Red-billed Blue Magpie   Urocissa erythrorhyncha


  • Urocissa : Greek word oura-tail; kissa-magpie
  • Erythrorhyncha : Greek word  eruthros red; rhunkhos    { Red Billed}

Vernacular Names:  U.P.: Nilkanth, H.P.: Digdal

Distribution in India: Resident of Himalayas and North East India.


Size of 65-68 cm; wt. of male 145–192 g, female 106–155 g. It is a highly distinctive blue magpie with exceptionally long, strongly graduated, sweeping white-spotted tail, central feather pair projecting beyond next and drooping towards tip; bill rather prominent, nostrils concealed by soft plumes. The nominate race has head down to upper breast and upper mantle velvety black, feathers of rear crown and nape with extensive white tips. The feathers of forecrown also with tiny whitish tips; upper­parts dull medium-blue with weak mauve wash, uppertail-coverts with narrow whitish subterminal bars and black tips; upperwing brighter blue with stronger mauve tones, tips of primaries and secondaries narrowly whitish with narrow dark subterminal lines. The tail is mauve-blue, feathers with broad white tips and black subterminal bars, white tips progressively more extensive towards shorter outermost feathers; underparts below upper breast whitish, washed lightly with grey, undertail-coverts whiter; iris dark brown; bill and legs reddish-pink to coral-red. Both the sexes are similar.

Habitat :

It is found in Tropical and subtropical broadleaf evergreen forest in Himalayan foothills. Found from sea level, up to 2200 m.

Food Habits:

It eats larger invertebrates, especially beetles, caterpillars, land-leeches, tree-frogs, small lizards, birds’ eggs and nestlings, and even small mammals, carrion and kitchen scraps. Variety of fruits and berries are also eaten. It forages at all levels, including forest floor, where it jumps about with tail raised, the very tip drooping

Breeding Habits:

Breeds in April-Jun in India. The nest is built by both sexes. The nest is made up of sticks and twigs, cup lined with fine rootlets and plant fibers, above ground inside upper canopy of sapling or near end of long bough of larger tree.They lay a clutch 3-6 eggs.

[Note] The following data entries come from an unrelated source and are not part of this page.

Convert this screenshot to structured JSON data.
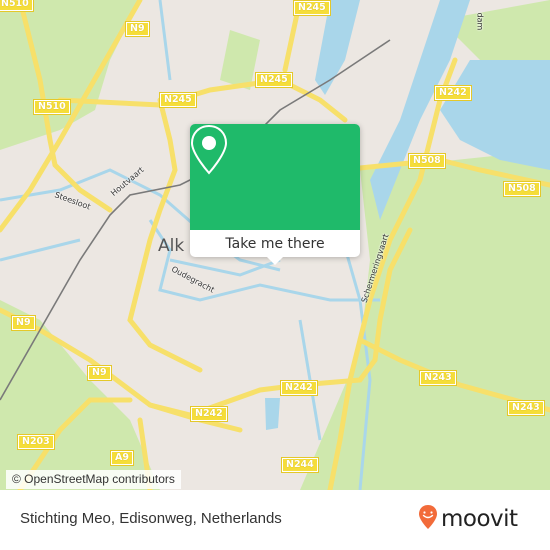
{
  "map": {
    "colors": {
      "land": "#ece7e2",
      "green": "#cfe8ad",
      "water": "#a9d6ea",
      "road": "#f7e06a",
      "rail": "#7a7a7a",
      "accent": "#1fba6a"
    },
    "city_label": "Alk",
    "road_labels": [
      {
        "id": "n510-top",
        "text": "N510"
      },
      {
        "id": "n9-top",
        "text": "N9"
      },
      {
        "id": "n245-top",
        "text": "N245"
      },
      {
        "id": "n510",
        "text": "N510"
      },
      {
        "id": "n245-mid",
        "text": "N245"
      },
      {
        "id": "n245-left",
        "text": "N245"
      },
      {
        "id": "n242-top",
        "text": "N242"
      },
      {
        "id": "n508-left",
        "text": "N508"
      },
      {
        "id": "n508-right",
        "text": "N508"
      },
      {
        "id": "n9-left",
        "text": "N9"
      },
      {
        "id": "n9-mid",
        "text": "N9"
      },
      {
        "id": "n242-mid",
        "text": "N242"
      },
      {
        "id": "n242-left",
        "text": "N242"
      },
      {
        "id": "n243-a",
        "text": "N243"
      },
      {
        "id": "n243-b",
        "text": "N243"
      },
      {
        "id": "n203",
        "text": "N203"
      },
      {
        "id": "a9",
        "text": "A9"
      },
      {
        "id": "n244",
        "text": "N244"
      }
    ],
    "street_labels": [
      {
        "id": "houtvaart",
        "text": "Houtvaart"
      },
      {
        "id": "steesloot",
        "text": "Steesloot"
      },
      {
        "id": "oudegracht",
        "text": "Oudegracht"
      },
      {
        "id": "schermeringvaart",
        "text": "Schermeringvaart"
      },
      {
        "id": "top-right",
        "text": "dam"
      }
    ],
    "attribution": "© OpenStreetMap contributors"
  },
  "popup": {
    "icon": "map-pin-icon",
    "button_label": "Take me there"
  },
  "footer": {
    "address": "Stichting Meo, Edisonweg, Netherlands",
    "brand": "moovit",
    "brand_icon": "moovit-smiley-pin-icon",
    "brand_color": "#f26b3a"
  }
}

The female parent incubates. The male feeds incubating female at nest and helps to feed nestlings.